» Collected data
= Beginning of Section =
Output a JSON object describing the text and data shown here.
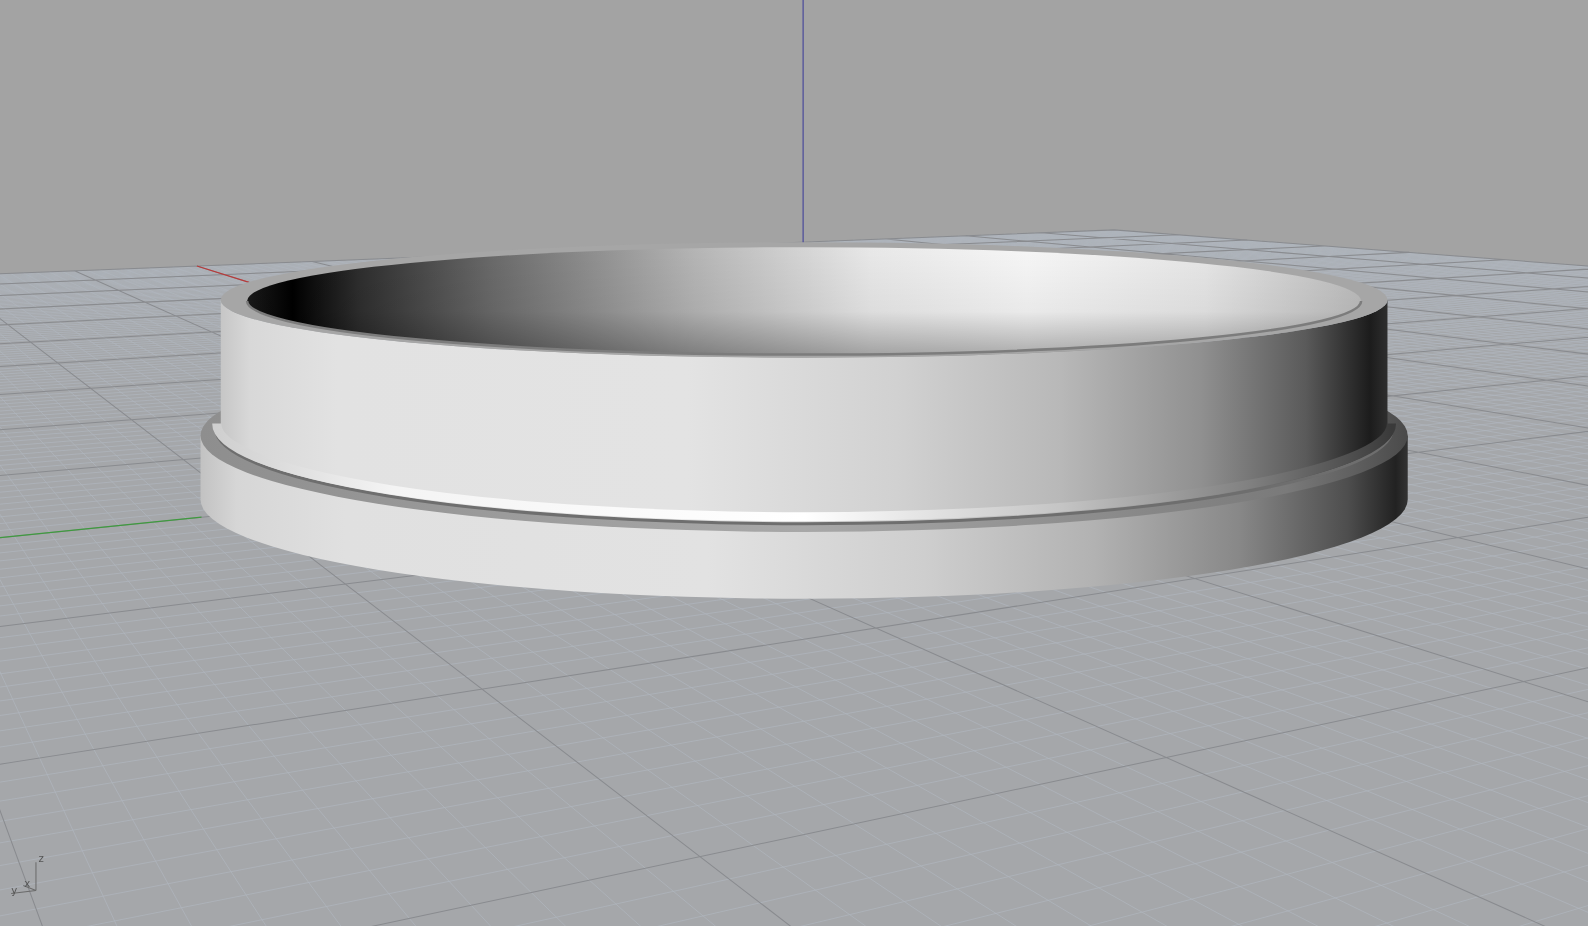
{
  "viewport": {
    "axis_triad": {
      "labels": [
        "z",
        "x",
        "y"
      ]
    }
  }
}
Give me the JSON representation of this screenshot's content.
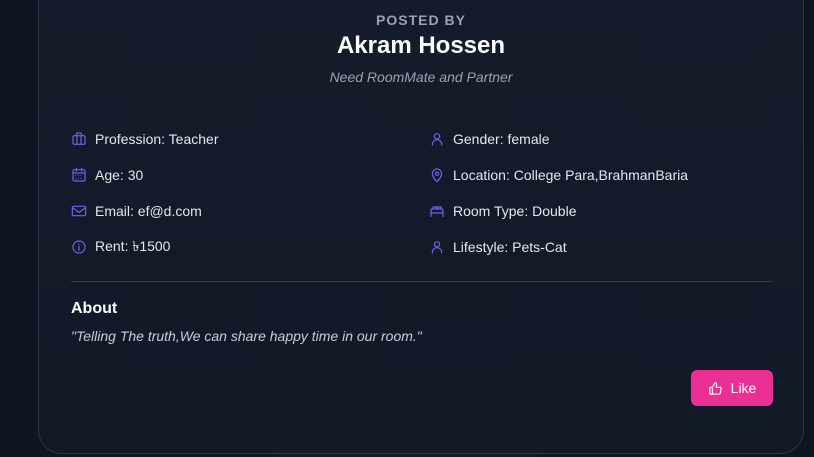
{
  "colors": {
    "accent": "#6d63f0",
    "like_button": "#ec2f92",
    "background": "#121a28"
  },
  "poster": {
    "posted_by_label": "POSTED BY",
    "name": "Akram Hossen",
    "tagline": "Need RoomMate and Partner"
  },
  "details": {
    "profession": "Profession: Teacher",
    "age": "Age: 30",
    "email": "Email: ef@d.com",
    "rent": "Rent: ৳1500",
    "gender": "Gender: female",
    "location": "Location: College Para,BrahmanBaria",
    "room_type": "Room Type: Double",
    "lifestyle": "Lifestyle: Pets-Cat"
  },
  "about": {
    "heading": "About",
    "text": "\"Telling The truth,We can share happy time in our room.\""
  },
  "actions": {
    "like_label": "Like"
  },
  "icons": {
    "profession": "briefcase-icon",
    "age": "calendar-icon",
    "email": "mail-icon",
    "rent": "info-icon",
    "gender": "user-icon",
    "location": "map-pin-icon",
    "room_type": "bed-icon",
    "lifestyle": "user-icon",
    "like": "thumbs-up-icon"
  }
}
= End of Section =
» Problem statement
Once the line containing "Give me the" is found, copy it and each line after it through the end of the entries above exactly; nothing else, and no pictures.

» Exercise output
Give me the JSON representation of this screenshot's content.
{
  "colors": {
    "accent": "#6d63f0",
    "like_button": "#ec2f92",
    "background": "#121a28"
  },
  "poster": {
    "posted_by_label": "POSTED BY",
    "name": "Akram Hossen",
    "tagline": "Need RoomMate and Partner"
  },
  "details": {
    "profession": "Profession: Teacher",
    "age": "Age: 30",
    "email": "Email: ef@d.com",
    "rent": "Rent: ৳1500",
    "gender": "Gender: female",
    "location": "Location: College Para,BrahmanBaria",
    "room_type": "Room Type: Double",
    "lifestyle": "Lifestyle: Pets-Cat"
  },
  "about": {
    "heading": "About",
    "text": "\"Telling The truth,We can share happy time in our room.\""
  },
  "actions": {
    "like_label": "Like"
  },
  "icons": {
    "profession": "briefcase-icon",
    "age": "calendar-icon",
    "email": "mail-icon",
    "rent": "info-icon",
    "gender": "user-icon",
    "location": "map-pin-icon",
    "room_type": "bed-icon",
    "lifestyle": "user-icon",
    "like": "thumbs-up-icon"
  }
}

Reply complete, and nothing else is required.